## [Your objective]
Retype the complete listing without any change.
*** Begin section ***
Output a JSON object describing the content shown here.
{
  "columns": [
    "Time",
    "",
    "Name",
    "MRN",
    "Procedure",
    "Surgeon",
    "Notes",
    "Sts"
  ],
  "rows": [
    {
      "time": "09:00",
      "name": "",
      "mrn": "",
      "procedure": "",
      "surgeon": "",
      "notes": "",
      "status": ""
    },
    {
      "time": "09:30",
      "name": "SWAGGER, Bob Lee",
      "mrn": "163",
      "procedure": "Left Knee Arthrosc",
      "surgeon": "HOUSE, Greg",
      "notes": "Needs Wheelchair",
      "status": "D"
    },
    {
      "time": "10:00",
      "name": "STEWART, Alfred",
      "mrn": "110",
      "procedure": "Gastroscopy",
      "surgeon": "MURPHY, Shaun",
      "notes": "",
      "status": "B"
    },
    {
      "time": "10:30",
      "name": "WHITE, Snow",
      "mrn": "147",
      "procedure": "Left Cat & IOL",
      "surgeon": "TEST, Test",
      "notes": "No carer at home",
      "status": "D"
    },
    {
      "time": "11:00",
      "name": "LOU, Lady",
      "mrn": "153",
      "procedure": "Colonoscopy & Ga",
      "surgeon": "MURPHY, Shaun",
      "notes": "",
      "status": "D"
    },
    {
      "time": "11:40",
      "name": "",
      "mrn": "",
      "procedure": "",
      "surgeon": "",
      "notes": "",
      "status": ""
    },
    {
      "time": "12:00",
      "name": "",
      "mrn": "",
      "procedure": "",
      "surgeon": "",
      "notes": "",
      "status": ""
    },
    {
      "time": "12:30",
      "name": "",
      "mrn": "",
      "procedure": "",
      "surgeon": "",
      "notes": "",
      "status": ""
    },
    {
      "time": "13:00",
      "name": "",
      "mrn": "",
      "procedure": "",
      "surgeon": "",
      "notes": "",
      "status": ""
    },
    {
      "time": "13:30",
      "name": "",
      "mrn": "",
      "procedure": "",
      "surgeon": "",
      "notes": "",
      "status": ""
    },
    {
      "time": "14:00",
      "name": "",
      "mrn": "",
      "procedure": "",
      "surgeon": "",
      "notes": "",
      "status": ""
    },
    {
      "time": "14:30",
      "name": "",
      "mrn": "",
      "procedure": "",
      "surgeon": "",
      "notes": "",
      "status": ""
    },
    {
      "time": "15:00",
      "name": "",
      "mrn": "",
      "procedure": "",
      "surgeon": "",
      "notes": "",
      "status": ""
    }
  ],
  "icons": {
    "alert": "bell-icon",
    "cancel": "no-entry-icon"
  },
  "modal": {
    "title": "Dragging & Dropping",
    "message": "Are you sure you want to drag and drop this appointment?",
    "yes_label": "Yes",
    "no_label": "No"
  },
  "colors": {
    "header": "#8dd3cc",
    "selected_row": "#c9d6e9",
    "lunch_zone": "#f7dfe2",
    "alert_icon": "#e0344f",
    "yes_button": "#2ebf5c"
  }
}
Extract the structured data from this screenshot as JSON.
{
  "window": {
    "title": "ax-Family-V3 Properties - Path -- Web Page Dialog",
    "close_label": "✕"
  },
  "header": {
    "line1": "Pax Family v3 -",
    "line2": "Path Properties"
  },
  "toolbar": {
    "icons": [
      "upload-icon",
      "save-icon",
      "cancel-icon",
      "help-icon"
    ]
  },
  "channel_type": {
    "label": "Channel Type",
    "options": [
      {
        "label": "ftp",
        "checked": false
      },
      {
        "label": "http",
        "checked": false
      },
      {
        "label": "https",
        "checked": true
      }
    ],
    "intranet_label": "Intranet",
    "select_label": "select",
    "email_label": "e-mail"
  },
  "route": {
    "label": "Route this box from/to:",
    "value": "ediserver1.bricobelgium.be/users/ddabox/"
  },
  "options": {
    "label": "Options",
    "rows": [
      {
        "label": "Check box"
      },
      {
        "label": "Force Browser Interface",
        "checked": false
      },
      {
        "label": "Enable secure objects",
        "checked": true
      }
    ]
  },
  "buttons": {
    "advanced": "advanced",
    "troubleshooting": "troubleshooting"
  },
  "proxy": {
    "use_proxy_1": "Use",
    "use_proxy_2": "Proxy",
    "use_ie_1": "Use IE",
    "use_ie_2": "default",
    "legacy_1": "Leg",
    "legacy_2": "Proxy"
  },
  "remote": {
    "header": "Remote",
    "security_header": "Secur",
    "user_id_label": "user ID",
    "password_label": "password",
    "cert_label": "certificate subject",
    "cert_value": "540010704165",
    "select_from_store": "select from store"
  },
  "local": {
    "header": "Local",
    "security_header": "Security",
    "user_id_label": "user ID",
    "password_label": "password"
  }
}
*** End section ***
## [Solution to this exercise]
Output a JSON object describing the content shown here.
{
  "columns": [
    "Time",
    "",
    "Name",
    "MRN",
    "Procedure",
    "Surgeon",
    "Notes",
    "Sts"
  ],
  "rows": [
    {
      "time": "09:00",
      "name": "",
      "mrn": "",
      "procedure": "",
      "surgeon": "",
      "notes": "",
      "status": ""
    },
    {
      "time": "09:30",
      "name": "SWAGGER, Bob Lee",
      "mrn": "163",
      "procedure": "Left Knee Arthrosc",
      "surgeon": "HOUSE, Greg",
      "notes": "Needs Wheelchair",
      "status": "D"
    },
    {
      "time": "10:00",
      "name": "STEWART, Alfred",
      "mrn": "110",
      "procedure": "Gastroscopy",
      "surgeon": "MURPHY, Shaun",
      "notes": "",
      "status": "B"
    },
    {
      "time": "10:30",
      "name": "WHITE, Snow",
      "mrn": "147",
      "procedure": "Left Cat & IOL",
      "surgeon": "TEST, Test",
      "notes": "No carer at home",
      "status": "D"
    },
    {
      "time": "11:00",
      "name": "LOU, Lady",
      "mrn": "153",
      "procedure": "Colonoscopy & Ga",
      "surgeon": "MURPHY, Shaun",
      "notes": "",
      "status": "D"
    },
    {
      "time": "11:40",
      "name": "",
      "mrn": "",
      "procedure": "",
      "surgeon": "",
      "notes": "",
      "status": ""
    },
    {
      "time": "12:00",
      "name": "",
      "mrn": "",
      "procedure": "",
      "surgeon": "",
      "notes": "",
      "status": ""
    },
    {
      "time": "12:30",
      "name": "",
      "mrn": "",
      "procedure": "",
      "surgeon": "",
      "notes": "",
      "status": ""
    },
    {
      "time": "13:00",
      "name": "",
      "mrn": "",
      "procedure": "",
      "surgeon": "",
      "notes": "",
      "status": ""
    },
    {
      "time": "13:30",
      "name": "",
      "mrn": "",
      "procedure": "",
      "surgeon": "",
      "notes": "",
      "status": ""
    },
    {
      "time": "14:00",
      "name": "",
      "mrn": "",
      "procedure": "",
      "surgeon": "",
      "notes": "",
      "status": ""
    },
    {
      "time": "14:30",
      "name": "",
      "mrn": "",
      "procedure": "",
      "surgeon": "",
      "notes": "",
      "status": ""
    },
    {
      "time": "15:00",
      "name": "",
      "mrn": "",
      "procedure": "",
      "surgeon": "",
      "notes": "",
      "status": ""
    }
  ],
  "icons": {
    "alert": "bell-icon",
    "cancel": "no-entry-icon"
  },
  "modal": {
    "title": "Dragging & Dropping",
    "message": "Are you sure you want to drag and drop this appointment?",
    "yes_label": "Yes",
    "no_label": "No"
  },
  "colors": {
    "header": "#8dd3cc",
    "selected_row": "#c9d6e9",
    "lunch_zone": "#f7dfe2",
    "alert_icon": "#e0344f",
    "yes_button": "#2ebf5c"
  }
}
Extract the structured data from this screenshot as JSON.
{
  "window": {
    "title": "ax-Family-V3 Properties - Path -- Web Page Dialog",
    "close_label": "✕"
  },
  "header": {
    "line1": "Pax Family v3 -",
    "line2": "Path Properties"
  },
  "toolbar": {
    "icons": [
      "upload-icon",
      "save-icon",
      "cancel-icon",
      "help-icon"
    ]
  },
  "channel_type": {
    "label": "Channel Type",
    "options": [
      {
        "label": "ftp",
        "checked": false
      },
      {
        "label": "http",
        "checked": false
      },
      {
        "label": "https",
        "checked": true
      }
    ],
    "intranet_label": "Intranet",
    "select_label": "select",
    "email_label": "e-mail"
  },
  "route": {
    "label": "Route this box from/to:",
    "value": "ediserver1.bricobelgium.be/users/ddabox/"
  },
  "options": {
    "label": "Options",
    "rows": [
      {
        "label": "Check box"
      },
      {
        "label": "Force Browser Interface",
        "checked": false
      },
      {
        "label": "Enable secure objects",
        "checked": true
      }
    ]
  },
  "buttons": {
    "advanced": "advanced",
    "troubleshooting": "troubleshooting"
  },
  "proxy": {
    "use_proxy_1": "Use",
    "use_proxy_2": "Proxy",
    "use_ie_1": "Use IE",
    "use_ie_2": "default",
    "legacy_1": "Leg",
    "legacy_2": "Proxy"
  },
  "remote": {
    "header": "Remote",
    "security_header": "Secur",
    "user_id_label": "user ID",
    "password_label": "password",
    "cert_label": "certificate subject",
    "cert_value": "540010704165",
    "select_from_store": "select from store"
  },
  "local": {
    "header": "Local",
    "security_header": "Security",
    "user_id_label": "user ID",
    "password_label": "password"
  }
}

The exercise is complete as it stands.